[App and web page records]
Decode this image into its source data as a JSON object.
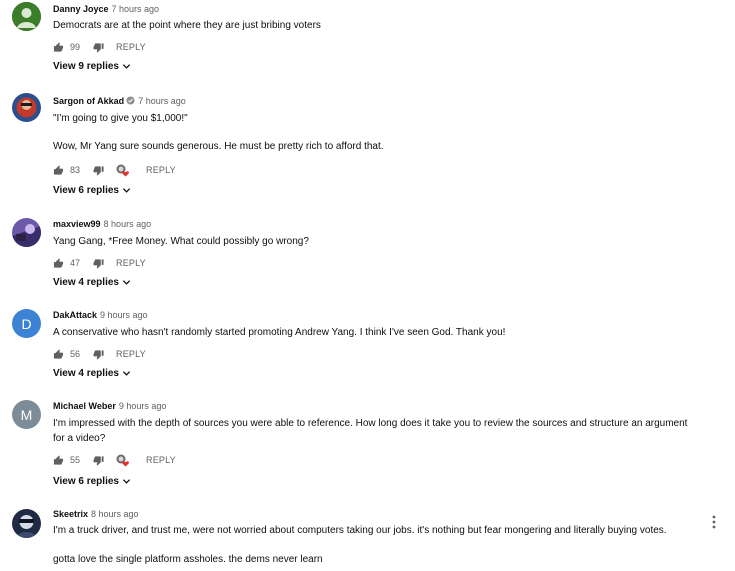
{
  "icons": {
    "like": "thumb-up-icon",
    "dislike": "thumb-down-icon",
    "chevron": "chevron-down-icon",
    "heart": "creator-heart-icon",
    "verified": "verified-check-icon",
    "more": "more-vert-icon"
  },
  "colors": {
    "heart": "#e52d27",
    "meta": "#606060",
    "text": "#0f0f0f"
  },
  "comments": [
    {
      "author": "Danny Joyce",
      "time": "7 hours ago",
      "text_lines": [
        "Democrats are at the point where they are just bribing voters"
      ],
      "likes": "99",
      "reply_label": "REPLY",
      "view_replies": "View 9 replies",
      "avatar_letter": ""
    },
    {
      "author": "Sargon of Akkad",
      "time": "7 hours ago",
      "text_lines": [
        "\"I'm going to give you $1,000!\"",
        "",
        "Wow, Mr Yang sure sounds generous. He must be pretty rich to afford that."
      ],
      "likes": "83",
      "reply_label": "REPLY",
      "view_replies": "View 6 replies",
      "avatar_letter": ""
    },
    {
      "author": "maxview99",
      "time": "8 hours ago",
      "text_lines": [
        "Yang Gang, *Free Money. What could possibly go wrong?"
      ],
      "likes": "47",
      "reply_label": "REPLY",
      "view_replies": "View 4 replies",
      "avatar_letter": ""
    },
    {
      "author": "DakAttack",
      "time": "9 hours ago",
      "text_lines": [
        "A conservative who hasn't randomly started promoting Andrew Yang. I think I've seen God. Thank you!"
      ],
      "likes": "56",
      "reply_label": "REPLY",
      "view_replies": "View 4 replies",
      "avatar_letter": "D"
    },
    {
      "author": "Michael Weber",
      "time": "9 hours ago",
      "text_lines": [
        "I'm impressed with the depth of sources you were able to reference. How long does it take you to review the sources and structure an argument",
        "for a video?"
      ],
      "likes": "55",
      "reply_label": "REPLY",
      "view_replies": "View 6 replies",
      "avatar_letter": "M"
    },
    {
      "author": "Skeetrix",
      "time": "8 hours ago",
      "text_lines": [
        "I'm a truck driver, and trust me, were not worried about computers taking our jobs. it's nothing but fear mongering and literally buying votes.",
        "",
        "gotta love the single platform assholes. the dems never learn"
      ],
      "likes": "",
      "reply_label": "",
      "view_replies": "",
      "avatar_letter": ""
    }
  ]
}
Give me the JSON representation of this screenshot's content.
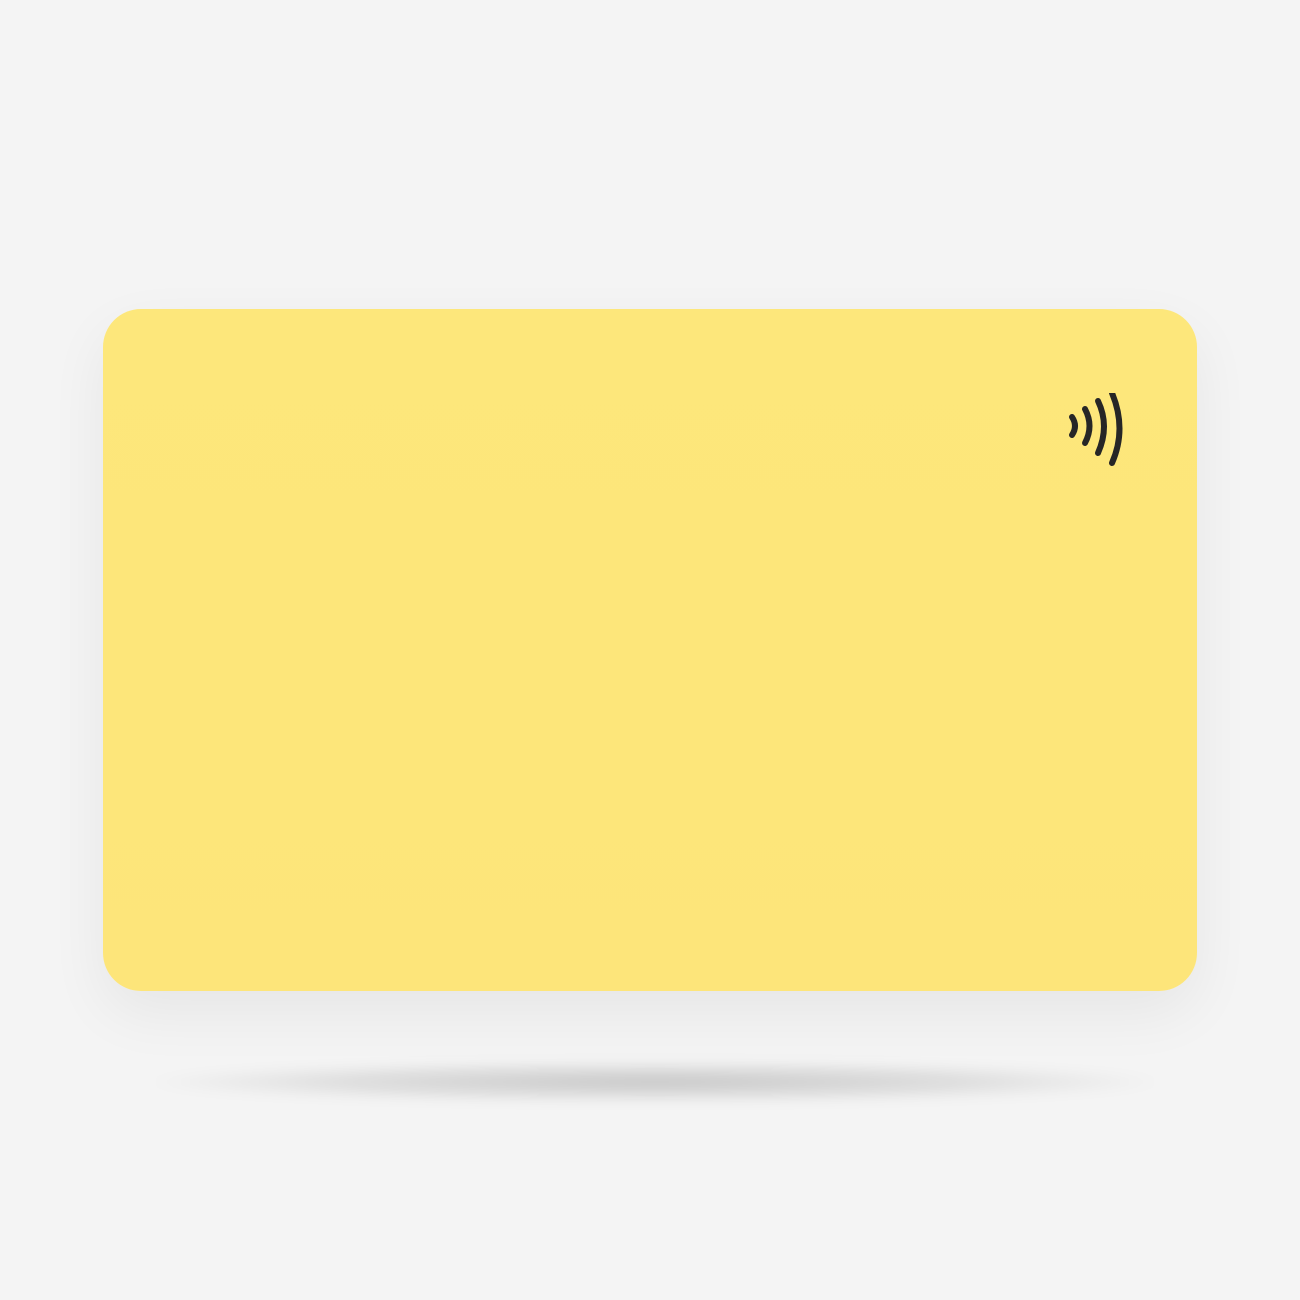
{
  "scene": {
    "background_color": "#f4f4f4"
  },
  "card": {
    "color": "#fde77b",
    "icon": "contactless-icon",
    "icon_color": "#262626"
  }
}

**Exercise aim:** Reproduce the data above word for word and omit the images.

**Written reply:**
Decode this image into its source data as a JSON object.
{
  "icons": {
    "like": "thumb-up-icon",
    "dislike": "thumb-down-icon",
    "chevron": "chevron-down-icon",
    "heart": "creator-heart-icon",
    "verified": "verified-check-icon",
    "more": "more-vert-icon"
  },
  "colors": {
    "heart": "#e52d27",
    "meta": "#606060",
    "text": "#0f0f0f"
  },
  "comments": [
    {
      "author": "Danny Joyce",
      "time": "7 hours ago",
      "text_lines": [
        "Democrats are at the point where they are just bribing voters"
      ],
      "likes": "99",
      "reply_label": "REPLY",
      "view_replies": "View 9 replies",
      "avatar_letter": ""
    },
    {
      "author": "Sargon of Akkad",
      "time": "7 hours ago",
      "text_lines": [
        "\"I'm going to give you $1,000!\"",
        "",
        "Wow, Mr Yang sure sounds generous. He must be pretty rich to afford that."
      ],
      "likes": "83",
      "reply_label": "REPLY",
      "view_replies": "View 6 replies",
      "avatar_letter": ""
    },
    {
      "author": "maxview99",
      "time": "8 hours ago",
      "text_lines": [
        "Yang Gang, *Free Money. What could possibly go wrong?"
      ],
      "likes": "47",
      "reply_label": "REPLY",
      "view_replies": "View 4 replies",
      "avatar_letter": ""
    },
    {
      "author": "DakAttack",
      "time": "9 hours ago",
      "text_lines": [
        "A conservative who hasn't randomly started promoting Andrew Yang. I think I've seen God. Thank you!"
      ],
      "likes": "56",
      "reply_label": "REPLY",
      "view_replies": "View 4 replies",
      "avatar_letter": "D"
    },
    {
      "author": "Michael Weber",
      "time": "9 hours ago",
      "text_lines": [
        "I'm impressed with the depth of sources you were able to reference. How long does it take you to review the sources and structure an argument",
        "for a video?"
      ],
      "likes": "55",
      "reply_label": "REPLY",
      "view_replies": "View 6 replies",
      "avatar_letter": "M"
    },
    {
      "author": "Skeetrix",
      "time": "8 hours ago",
      "text_lines": [
        "I'm a truck driver, and trust me, were not worried about computers taking our jobs. it's nothing but fear mongering and literally buying votes.",
        "",
        "gotta love the single platform assholes. the dems never learn"
      ],
      "likes": "",
      "reply_label": "",
      "view_replies": "",
      "avatar_letter": ""
    }
  ]
}
Give me the JSON representation of this screenshot's content.
{
  "scene": {
    "background_color": "#f4f4f4"
  },
  "card": {
    "color": "#fde77b",
    "icon": "contactless-icon",
    "icon_color": "#262626"
  }
}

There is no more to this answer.